Lime plasters have been used in construction for thousands of years
everywhere from Japan to Europe. When the TOH TV project house in Charlestown was
built in 1865, plasterers used lime plaster. Lime plasters are ideal candidates for repairs, because they crystallize over a long period of time, are flexible, and resist water damage. In short, with maintenance, lime plaster will not only last forever but will actually get better with age.
While old house plaster problems are unique to each historic building,
with a few basic tools and materials and an appreciation of history,
solutions easily present themselves. The Charlestown House had different
basic problems: a steady increase in car and truck vibration on nearby
streets, peeling paint, and water damage.
The second-floor living room suffered from its proximity to a main
street and modern traffic. Cracks radiated from the corners of the
ceiling toward the center medallion, thanks to the movement of the
To determine if the plaster was still attached to the lath, I drilled
several holes and judged the distance between the two. In this case,
although cattle hair kept the plaster from falling, it no longer adhered
to the lath. So the first step of my repair was reattaching the
plaster. To do this, I injected an adhesive under pressure through the
holes I drilled for evaluation, and clamped the area with screws and

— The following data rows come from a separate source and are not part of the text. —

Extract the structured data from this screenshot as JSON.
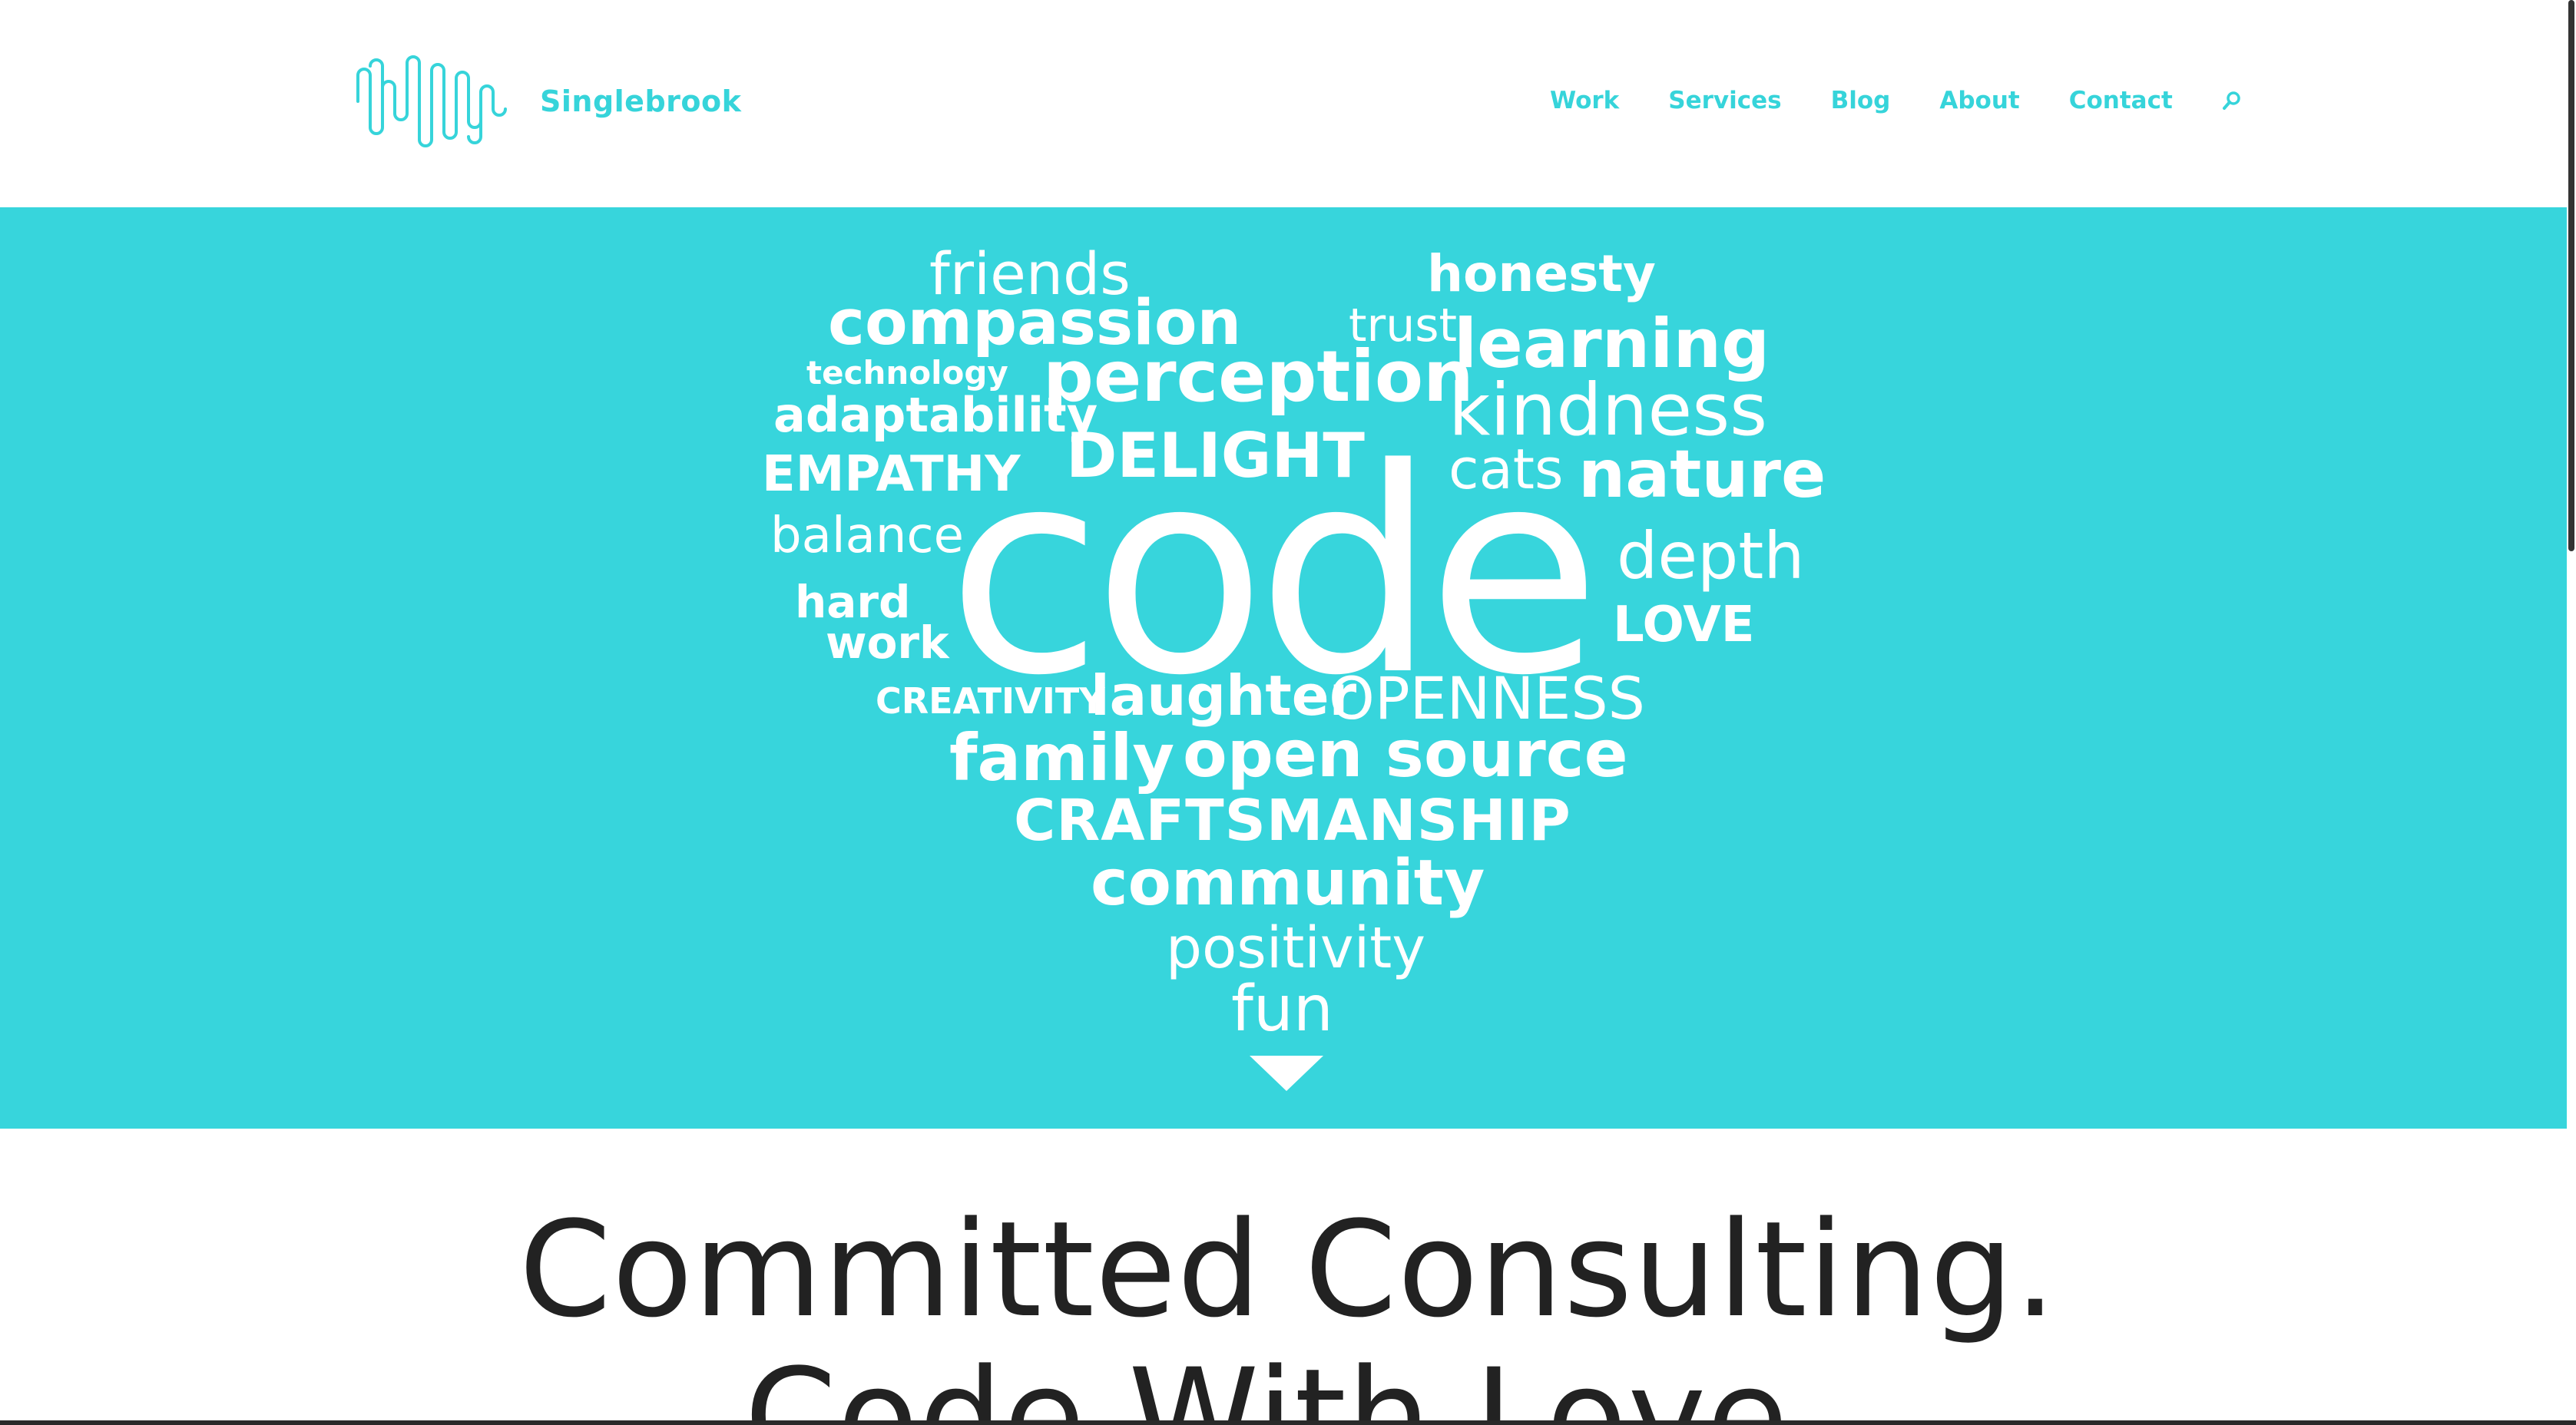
{
  "site": {
    "brand_name": "Singlebrook"
  },
  "nav": {
    "items": [
      {
        "label": "Work"
      },
      {
        "label": "Services"
      },
      {
        "label": "Blog"
      },
      {
        "label": "About"
      },
      {
        "label": "Contact"
      }
    ],
    "search_icon": "search-icon"
  },
  "hero": {
    "words": [
      "friends",
      "honesty",
      "compassion",
      "trust",
      "learning",
      "technology",
      "perception",
      "adaptability",
      "kindness",
      "EMPATHY",
      "DELIGHT",
      "cats",
      "nature",
      "balance",
      "code",
      "depth",
      "hard",
      "work",
      "LOVE",
      "CREATIVITY",
      "laughter",
      "OPENNESS",
      "family",
      "open source",
      "CRAFTSMANSHIP",
      "community",
      "positivity",
      "fun"
    ],
    "scroll_icon": "triangle-down-icon"
  },
  "main": {
    "headline_lines": [
      "Committed Consulting.",
      "Code With Love."
    ]
  },
  "colors": {
    "accent": "#36d4da",
    "hero_bg": "#37d5dc",
    "text_dark": "#222222",
    "white": "#ffffff"
  }
}
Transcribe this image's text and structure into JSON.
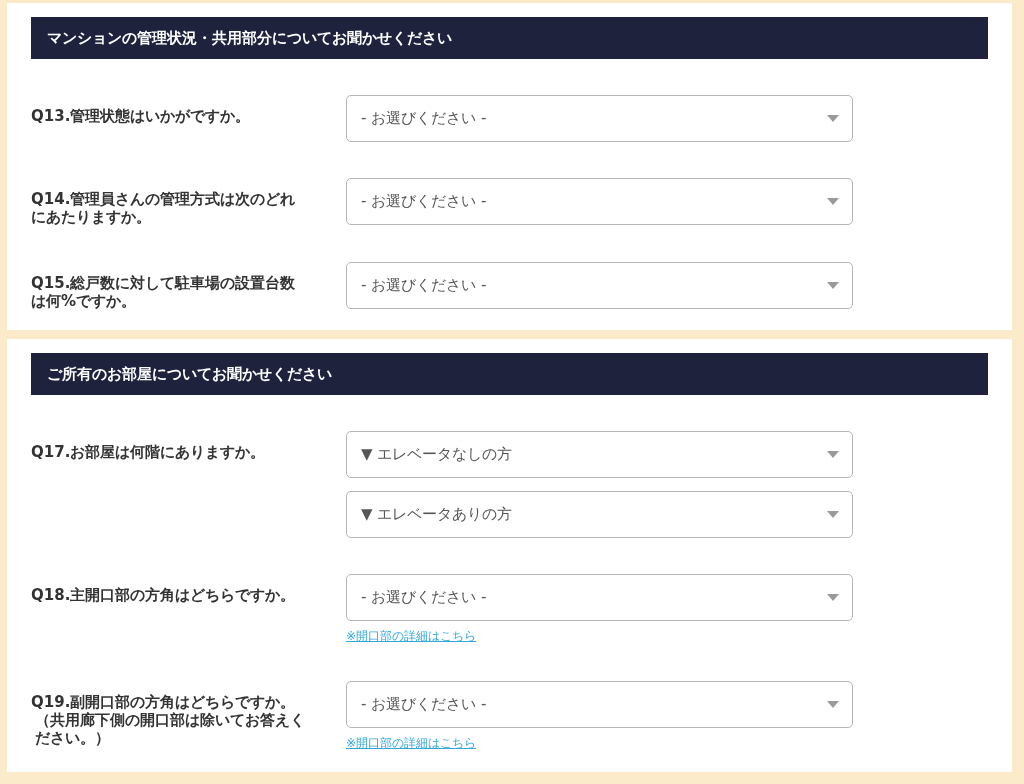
{
  "sections": [
    {
      "title": "マンションの管理状況・共用部分についてお聞かせください",
      "questions": [
        {
          "label": "Q13.管理状態はいかがですか。",
          "selects": [
            {
              "value": "- お選びください -"
            }
          ]
        },
        {
          "label": "Q14.管理員さんの管理方式は次のどれにあたりますか。",
          "selects": [
            {
              "value": "- お選びください -"
            }
          ]
        },
        {
          "label": "Q15.総戸数に対して駐車場の設置台数は何%ですか。",
          "selects": [
            {
              "value": "- お選びください -"
            }
          ]
        }
      ]
    },
    {
      "title": "ご所有のお部屋についてお聞かせください",
      "questions": [
        {
          "label": "Q17.お部屋は何階にありますか。",
          "selects": [
            {
              "value": "▼ エレベータなしの方"
            },
            {
              "value": "▼ エレベータありの方"
            }
          ]
        },
        {
          "label": "Q18.主開口部の方角はどちらですか。",
          "selects": [
            {
              "value": "- お選びください -"
            }
          ],
          "link": "※開口部の詳細はこちら"
        },
        {
          "label": "Q19.副開口部の方角はどちらですか。",
          "note": "（共用廊下側の開口部は除いてお答えください。）",
          "selects": [
            {
              "value": "- お選びください -"
            }
          ],
          "link": "※開口部の詳細はこちら"
        }
      ]
    }
  ]
}
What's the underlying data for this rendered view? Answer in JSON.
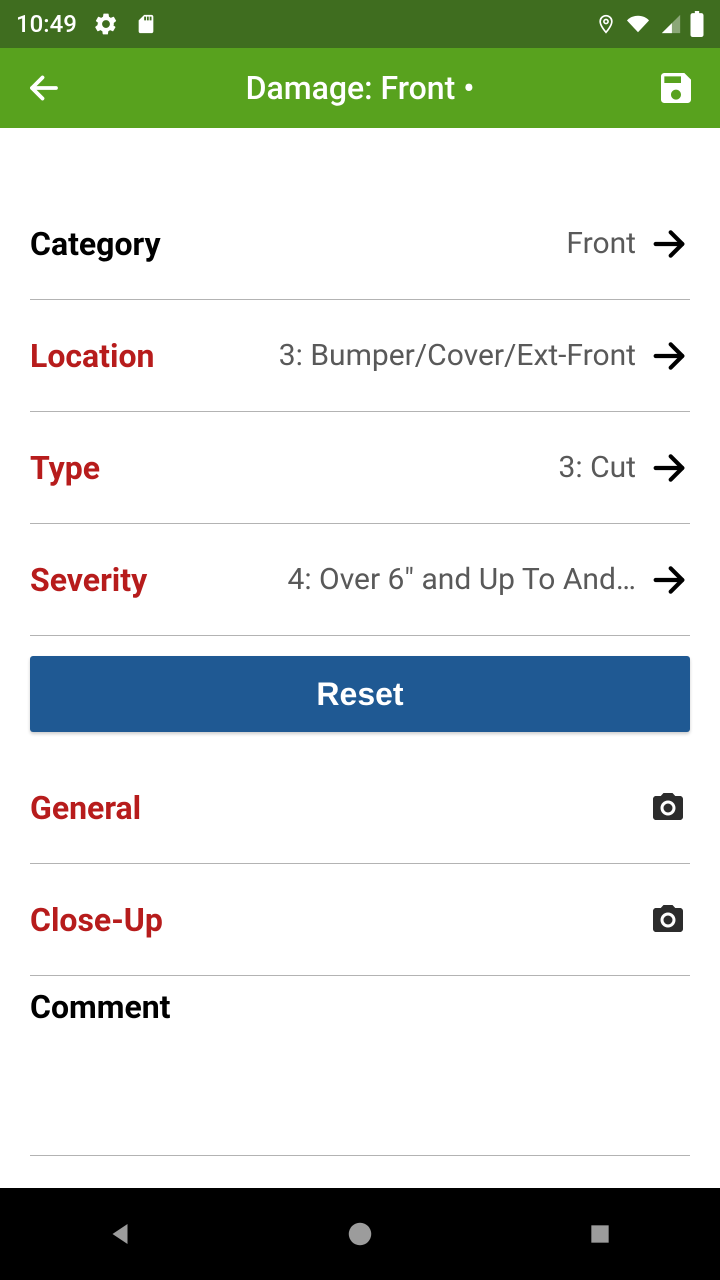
{
  "status": {
    "time": "10:49"
  },
  "header": {
    "title": "Damage: Front •"
  },
  "rows": {
    "category": {
      "label": "Category",
      "value": "Front"
    },
    "location": {
      "label": "Location",
      "value": "3: Bumper/Cover/Ext-Front"
    },
    "type": {
      "label": "Type",
      "value": "3: Cut"
    },
    "severity": {
      "label": "Severity",
      "value": "4: Over 6\" and Up To And…"
    },
    "general": {
      "label": "General"
    },
    "closeup": {
      "label": "Close-Up"
    }
  },
  "buttons": {
    "reset": "Reset"
  },
  "comment": {
    "label": "Comment"
  }
}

washers. This adhesive established a wide, flexible bond between the
plaster and the lath that allowed movement, vibration absorption and
preservation of the historic plaster. When the adhesive was set, I
removed the clamping washers, raked out all cracks and holes and filled
them with a soft mixture of lime and gypsum so they were flush with the
Away from the main street, the dining room's plaster ceiling suffered
less from vibration than from peeling paint. Originally covered in
calcimine, a water-soluble paint that was frequently reapplied, the
ceiling was eventually covered with modern paint. Over the years, the
different paints began to expand and contract at different rates,
opening up cracks in the paint that allowed water vapor to re-hydrate
the calcimine and release its bond with the plaster, causing the paint
to peel. The good news was that a few passes with a wallpaper steamer
removed the rest of the paint without harming the plaster below. The
plaster was then washed, allowed to dry and painted. The main rooms'
ceilings suffered from this malady and benefited from this simple cure.
The house's medallions suffered from the same problem as its ceilings. The
medallion in the second-floor living room, marked by a fruit-and-vegetable motif, was moved to the dining room and a new medallion,
suitably Second Empire in style, was installed there. To duplicate the
original medallion, I removed the paint, made repairs, made a mold and
cast a new medallion. On the first floor I used this same treatment on
the three medallions to uncover detail lost to paint buildup and damage
incurred when the house switched from gas to electric light. Once
repaired, the ornaments were reattached with adhesive plaster as they
had been originally.
The house's cornice work was sound but suffered from water damage and
holes left behind by old steam heating pipes. In addition, layout
changes required new cornices to match the old. For these repairs,
in-kind replacements were the order of the day. Holes and cracks were raked
out and filled using a mixture of lime putty and gypsum with a higher
level of gypsum than in general plaster repairs. As the plaster started
to set, I developed the cornice profile with a mitre rod.
The number one at-risk historic material in this country is interior
plaster. Historic plasters can be fixed and preserved to be part of a
cost-effective restoration process. Modern alternatives do not measure
up in the long run to maintaining historic plasters. Sadly in the 20th
century, maintenance was often considered an unfortunate side effect of
house custodianship. In this new century people are now reaching back to
preserve our collective architectural history.